DATASET EXCERPTS Block Start
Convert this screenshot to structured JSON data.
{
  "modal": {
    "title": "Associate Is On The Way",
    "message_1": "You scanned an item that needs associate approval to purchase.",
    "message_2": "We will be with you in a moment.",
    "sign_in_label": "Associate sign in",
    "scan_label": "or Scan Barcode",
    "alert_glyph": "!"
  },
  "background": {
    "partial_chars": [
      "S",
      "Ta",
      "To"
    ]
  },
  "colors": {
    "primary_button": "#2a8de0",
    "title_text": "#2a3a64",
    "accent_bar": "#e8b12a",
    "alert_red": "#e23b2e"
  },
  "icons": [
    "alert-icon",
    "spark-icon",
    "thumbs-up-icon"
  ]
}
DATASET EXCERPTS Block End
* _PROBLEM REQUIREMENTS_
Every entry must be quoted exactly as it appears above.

* _EXERCISE ANSWER_
Convert this screenshot to structured JSON data.
{
  "modal": {
    "title": "Associate Is On The Way",
    "message_1": "You scanned an item that needs associate approval to purchase.",
    "message_2": "We will be with you in a moment.",
    "sign_in_label": "Associate sign in",
    "scan_label": "or Scan Barcode",
    "alert_glyph": "!"
  },
  "background": {
    "partial_chars": [
      "S",
      "Ta",
      "To"
    ]
  },
  "colors": {
    "primary_button": "#2a8de0",
    "title_text": "#2a3a64",
    "accent_bar": "#e8b12a",
    "alert_red": "#e23b2e"
  },
  "icons": [
    "alert-icon",
    "spark-icon",
    "thumbs-up-icon"
  ]
}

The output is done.